“Eddie Cochran. I never got to see him live, but he could play. Him and Buddy Holly, they were the best guitarists. They could get a good raunchy beat going. Back then, if you could string a solo together for 20 seconds, you had the advantage over everybody else. Link Wray, he was good, too.”
What did you think when rock ‘n’ roll started getting watered down and went more ‘pop’ in the early ’60s?
“I didn’t care, really – still don’t. Just as long as it’s a good song, that’s all I ever cared about. The word ‘pop’ is just shorter for saying ‘popular.’ Just ’cause something’s popular, it can still be good. In fact, if more people are buying it, then you must be doing something right. People look down on stuff that sells. What do you call that? Downward snobbery, I guess.”
As a musician, how different is performing with The Heat Cat from Motorhead?
“It’s a lot easier, I’ll tell you that! [laughs] It’s less intense. We play covers, so that’s easier than writing your own songs and learning them and taking them on stage. These songs have been on stage before.

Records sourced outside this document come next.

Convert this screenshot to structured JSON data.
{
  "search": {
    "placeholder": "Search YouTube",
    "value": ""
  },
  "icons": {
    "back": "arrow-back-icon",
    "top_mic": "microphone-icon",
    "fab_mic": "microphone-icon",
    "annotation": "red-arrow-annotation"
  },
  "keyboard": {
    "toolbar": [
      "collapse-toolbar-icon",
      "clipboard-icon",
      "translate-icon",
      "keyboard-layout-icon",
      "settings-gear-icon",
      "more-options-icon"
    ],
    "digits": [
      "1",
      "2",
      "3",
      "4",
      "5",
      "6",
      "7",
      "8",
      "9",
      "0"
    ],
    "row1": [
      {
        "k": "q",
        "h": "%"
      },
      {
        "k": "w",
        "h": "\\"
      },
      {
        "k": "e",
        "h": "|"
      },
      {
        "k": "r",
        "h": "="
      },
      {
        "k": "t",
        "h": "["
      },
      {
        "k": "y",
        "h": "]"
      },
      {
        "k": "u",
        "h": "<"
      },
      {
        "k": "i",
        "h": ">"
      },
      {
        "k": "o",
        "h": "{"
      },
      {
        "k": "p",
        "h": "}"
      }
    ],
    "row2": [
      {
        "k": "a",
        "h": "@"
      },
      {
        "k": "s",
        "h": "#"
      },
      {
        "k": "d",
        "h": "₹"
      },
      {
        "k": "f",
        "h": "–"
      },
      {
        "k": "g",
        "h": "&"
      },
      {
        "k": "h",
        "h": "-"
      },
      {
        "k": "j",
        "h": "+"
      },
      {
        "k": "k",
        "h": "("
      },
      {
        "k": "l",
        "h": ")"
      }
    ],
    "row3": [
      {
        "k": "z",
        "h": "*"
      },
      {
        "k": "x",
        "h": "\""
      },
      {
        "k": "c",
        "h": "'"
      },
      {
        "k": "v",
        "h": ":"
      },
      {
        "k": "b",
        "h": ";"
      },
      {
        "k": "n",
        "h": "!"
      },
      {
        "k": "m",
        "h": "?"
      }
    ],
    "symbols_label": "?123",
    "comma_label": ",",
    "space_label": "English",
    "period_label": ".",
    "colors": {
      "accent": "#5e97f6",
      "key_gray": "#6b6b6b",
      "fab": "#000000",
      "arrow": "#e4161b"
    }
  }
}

“For this gig, I started out playing guitar live, but I’m better at playing bass when I sing, so I went back to that. I play mostly chords on the bass anyway. It’s just the three of us on stage now. We used to have a bigger lineup for gigs, but we brought it back to the three – it’s tight.”
You’ve always had a rather unique vocal style. What do you think Carl Perkins or Buddy Holly would have made of your singing?
“I couldn’t tell you. They did it their way, I do it mine. I can only do it my way, you know – I wasn’t born in Oklahoma.” [laughs]
Source: Music Radar